US7350574Jun 22, 2005Apr 1, 2008Halliburton Energy Services, Inc.Methods of retarding the setting of a cement composition using biodegradable monomers
US7537656Jun 22, 2005May 26, 2009Halliburton Energy Services, Inc.Cement compositions comprising biodegradable monomers for retarding the setting thereof
US7863224Mar 17, 2009Jan 4, 2011Halliburton Energy Services Inc.Wellbore servicing compositions comprising a set retarding agent and methods of making and using same
DE102010041293A1Sep 23, 2010Mar 29, 2012Wacker Chemie AgBeschichtungsmittel zur Herstellung von dauerflexiblen Beschichtungen

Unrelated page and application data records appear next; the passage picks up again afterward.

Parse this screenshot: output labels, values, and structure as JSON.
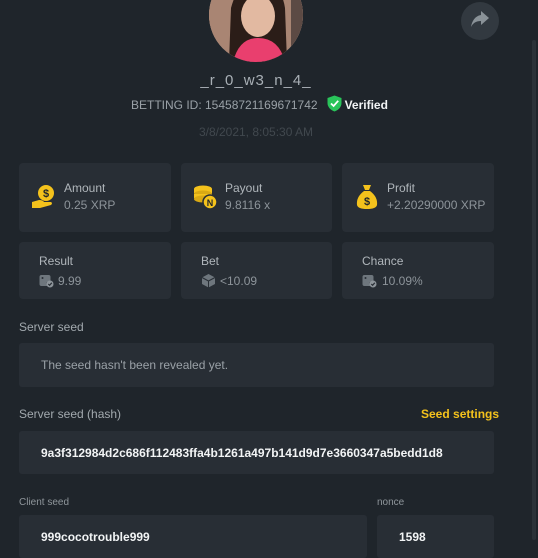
{
  "user": {
    "name": "_r_0_w3_n_4_"
  },
  "bet": {
    "betting_id_label": "BETTING ID: 15458721169671742",
    "verified_label": "Verified",
    "datetime": "3/8/2021, 8:05:30 AM"
  },
  "stats": {
    "amount": {
      "label": "Amount",
      "value": "0.25 XRP"
    },
    "payout": {
      "label": "Payout",
      "value": "9.8116 x"
    },
    "profit": {
      "label": "Profit",
      "value": "+2.20290000 XRP"
    },
    "result": {
      "label": "Result",
      "value": "9.99"
    },
    "bet": {
      "label": "Bet",
      "value": "<10.09"
    },
    "chance": {
      "label": "Chance",
      "value": "10.09%"
    }
  },
  "server_seed": {
    "label": "Server seed",
    "value": "The seed hasn't been revealed yet."
  },
  "server_seed_hash": {
    "label": "Server seed (hash)",
    "settings_link": "Seed settings",
    "value": "9a3f312984d2c686f112483ffa4b1261a497b141d9d7e3660347a5bedd1d8"
  },
  "client_seed": {
    "label": "Client seed",
    "value": "999cocotrouble999"
  },
  "nonce": {
    "label": "nonce",
    "value": "1598"
  },
  "icons": {
    "share": "share-arrow-icon",
    "verified": "shield-check-icon",
    "amount": "coin-hand-icon",
    "payout": "coin-stack-icon",
    "profit": "money-bag-icon",
    "result": "dice-check-icon",
    "bet": "dice-icon",
    "chance": "dice-check-icon"
  },
  "colors": {
    "accent": "#f4c21c",
    "verified": "#29c45a",
    "background": "#1f252b",
    "card": "#282e35"
  }
}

EP0899246A1 *Jul 17, 1998Mar 3, 1999ALBRIGHT & WILSON UK LIMITEDPhosphonocarboxylic acids and their use as cement setting retarders
WO2002098817A1May 24, 2002Dec 12, 2002Henkel KgaaPlaster retarder
WO2006040507A1Sep 20, 2005Apr 20, 2006Halliburton Energy Serv IncMethods of cementing in subterranean formations
WO2012038288A1Sep 12, 2011Mar 29, 2012Wacker Chemie AgCoating agents for producing permanently flexible coatings
Classifications
U.S. Classification106/696, 106/819, 106/802, 524/5, 405/266, 524/3, 106/806, 106/724, 405/267, 106/823, 524/547, 166/293
International ClassificationC09K8/46, C04B24/24
Cooperative ClassificationC04B24/243, C09K8/46
European ClassificationC04B24/24D, C09K8/46
Legal Events
DateCodeEventDescription
Jun 21, 2007FPAYFee payment
Year of fee payment: 12
Jun 30, 2003FPAYFee payment
Year of fee payment: 8
Jul 1, 1999FPAYFee payment
Year of fee payment: 4
Jun 5, 1995ASAssignment
Owner name: HALLIBURTON COMPANY, OKLAHOMA
Free format text: ASSIGNMENT OF ASSIGNORS INTEREST;ASSIGNOR:BROTHERS, LANCE E.;REEL/FRAME:007593/0597
Effective date: 19950524